Publishers of technology books, eBooks, and videos for creative people

Home > Articles > Web Design & Development

The Importance of XML to a Unified Content Strategy

  • Print
  • + Share This
Ann Rockley, Pamela Kostur, and Steve Manning provide a high-level look at the role of XML in a unified content management strategy.
From the author of

This article is excerpted from Managing Enterprise Content, by Ann Rockley (2002 New Riders Publishing, ISBN 0735713065).

You can implement a unified content strategy without XML, using traditional authoring tools, but XML provides you with the ability to do a whole lot more. There are disadvantages to XML, notably that it is a new technology that brings issues in dealing with the learning curve, the complexity, and the implementation. However, the disadvantages are outweighed by the advantages. The characteristics of XML that best support reuse are:

  • Structured content
  • Separation of content and format
  • Built-in metadata
  • Database orientation
  • XSL style sheets
  • Personalization

These are described in more detail in the following sections.

XML and structured content

Authors typically have a high-level understanding of the concept of structured content. For example, they understand that books have front matter, body chapters, and back matter. Authors may also recognize repeatable structures at a lower level. Chapters have titles, overviews, sections containing the "meat" of the chapter, and a summary. Some authors can even describe the structure in individual sections, for example, a procedure. However, when you examine similar information products, you find that structures are not consistent from product to product. Structures will vary from author to author, from department to department, from division to division. Even information written by a single author will vary over time. This is a big problem for reuse.

In XML, structure can be defined in a Document Type Definition (DTD) or Schema1. A DTD is quite specific; it defines all the elements (XML tags) that can be used in a document.

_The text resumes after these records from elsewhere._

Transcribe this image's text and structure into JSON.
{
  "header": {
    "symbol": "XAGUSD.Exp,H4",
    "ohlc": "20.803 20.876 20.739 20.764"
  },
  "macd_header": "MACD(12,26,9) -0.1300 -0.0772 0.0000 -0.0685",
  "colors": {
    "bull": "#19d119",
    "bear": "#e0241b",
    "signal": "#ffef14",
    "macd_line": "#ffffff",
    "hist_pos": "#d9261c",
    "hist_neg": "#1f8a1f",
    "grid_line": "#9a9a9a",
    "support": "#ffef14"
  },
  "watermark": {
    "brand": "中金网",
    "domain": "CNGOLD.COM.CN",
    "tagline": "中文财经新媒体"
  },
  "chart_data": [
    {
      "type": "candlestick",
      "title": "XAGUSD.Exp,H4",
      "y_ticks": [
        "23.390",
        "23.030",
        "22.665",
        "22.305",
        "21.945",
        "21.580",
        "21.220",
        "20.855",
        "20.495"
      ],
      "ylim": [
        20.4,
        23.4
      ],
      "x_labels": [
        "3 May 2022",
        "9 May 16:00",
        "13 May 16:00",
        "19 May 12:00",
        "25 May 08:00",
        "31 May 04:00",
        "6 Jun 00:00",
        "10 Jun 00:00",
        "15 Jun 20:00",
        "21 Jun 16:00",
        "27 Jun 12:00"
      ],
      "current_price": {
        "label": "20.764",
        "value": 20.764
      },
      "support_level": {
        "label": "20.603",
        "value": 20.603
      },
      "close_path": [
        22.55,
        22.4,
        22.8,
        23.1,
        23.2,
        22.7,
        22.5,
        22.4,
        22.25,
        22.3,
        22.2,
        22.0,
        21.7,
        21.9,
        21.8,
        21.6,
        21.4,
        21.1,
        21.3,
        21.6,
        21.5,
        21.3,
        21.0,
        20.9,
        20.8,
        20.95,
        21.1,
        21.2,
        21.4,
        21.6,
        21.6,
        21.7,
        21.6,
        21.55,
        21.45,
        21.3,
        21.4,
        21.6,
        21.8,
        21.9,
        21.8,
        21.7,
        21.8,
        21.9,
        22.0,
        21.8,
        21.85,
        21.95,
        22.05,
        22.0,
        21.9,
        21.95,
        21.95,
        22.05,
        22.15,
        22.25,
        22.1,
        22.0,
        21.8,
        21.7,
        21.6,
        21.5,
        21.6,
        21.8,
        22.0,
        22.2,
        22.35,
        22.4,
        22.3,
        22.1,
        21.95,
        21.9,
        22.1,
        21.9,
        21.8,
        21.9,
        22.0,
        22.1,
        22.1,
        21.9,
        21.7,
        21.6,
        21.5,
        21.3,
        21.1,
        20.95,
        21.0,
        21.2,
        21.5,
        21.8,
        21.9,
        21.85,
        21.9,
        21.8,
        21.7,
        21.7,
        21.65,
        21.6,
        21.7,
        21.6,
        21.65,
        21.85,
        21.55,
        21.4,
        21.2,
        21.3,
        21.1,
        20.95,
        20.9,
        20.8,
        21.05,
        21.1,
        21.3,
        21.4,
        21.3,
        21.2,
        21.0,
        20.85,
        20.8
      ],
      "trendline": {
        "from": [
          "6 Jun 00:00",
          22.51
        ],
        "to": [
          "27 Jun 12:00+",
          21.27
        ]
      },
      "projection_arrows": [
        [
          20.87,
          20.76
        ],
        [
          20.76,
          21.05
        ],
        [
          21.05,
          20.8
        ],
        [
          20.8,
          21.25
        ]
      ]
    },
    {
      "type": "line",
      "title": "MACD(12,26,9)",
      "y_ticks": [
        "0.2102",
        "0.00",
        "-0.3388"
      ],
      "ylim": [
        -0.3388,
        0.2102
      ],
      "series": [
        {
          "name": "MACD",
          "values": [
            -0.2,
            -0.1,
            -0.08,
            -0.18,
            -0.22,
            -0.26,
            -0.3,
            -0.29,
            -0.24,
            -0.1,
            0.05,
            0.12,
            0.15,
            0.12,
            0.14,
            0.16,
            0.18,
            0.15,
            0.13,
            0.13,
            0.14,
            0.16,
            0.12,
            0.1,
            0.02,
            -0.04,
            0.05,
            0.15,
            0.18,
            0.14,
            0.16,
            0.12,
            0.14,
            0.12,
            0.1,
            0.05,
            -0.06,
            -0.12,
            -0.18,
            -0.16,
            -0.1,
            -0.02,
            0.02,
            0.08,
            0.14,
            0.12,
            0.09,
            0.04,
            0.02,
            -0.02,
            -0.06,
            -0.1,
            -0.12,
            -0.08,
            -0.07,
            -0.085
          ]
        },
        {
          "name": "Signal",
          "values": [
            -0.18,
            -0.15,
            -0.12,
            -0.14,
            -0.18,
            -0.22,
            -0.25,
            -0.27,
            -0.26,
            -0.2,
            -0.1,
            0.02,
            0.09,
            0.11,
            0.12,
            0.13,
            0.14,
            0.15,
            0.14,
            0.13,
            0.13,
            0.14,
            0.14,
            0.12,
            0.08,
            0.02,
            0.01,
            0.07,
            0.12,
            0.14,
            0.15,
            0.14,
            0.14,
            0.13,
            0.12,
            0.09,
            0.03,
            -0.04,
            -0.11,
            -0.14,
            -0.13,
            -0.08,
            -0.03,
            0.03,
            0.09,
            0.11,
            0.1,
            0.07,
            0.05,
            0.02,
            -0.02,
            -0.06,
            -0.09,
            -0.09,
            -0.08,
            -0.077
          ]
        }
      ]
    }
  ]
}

It also defines the relationship of those elements to other elements. You can specify the hierarchy of elements ("a chapter contains..."), the order of elements, or even the number of elements.

A DTD can be incredibly valuable for the writing process. Many authors take as much time figuring out the structure they need to write to as they do actually crafting the information. Does my presentation need an overview? Does my procedure have an introduction? Do I need to include a title for a graphic? With a DTD, you can mandate the structure that is required. This consistency is also very valuable for the information's users. Consistency leads to predictability. Users learn where information is to be found and can automatically navigate to it, finding what they need quickly and efficiently. In addition, a DTD provides a powerful map for systematic reuse and personalization. When content is systematically reused, the content management system must identify what content can be reused where. The DTD specifies this information. Personalization also requires a map and set of rules to define what information should be provided and in what order. The DTD provides this information.

For structural consistency, having a defined structure in a DTD is half of the solution. The other half is provided by specialized editing tools (called validating editors) that can read a DTD and enforce the structural rules defined in it. By providing authors with a validating editor and a DTD, you can ensure that all your information products are structurally consistent.

  • + Share This
  • 🔖 Save To Your Account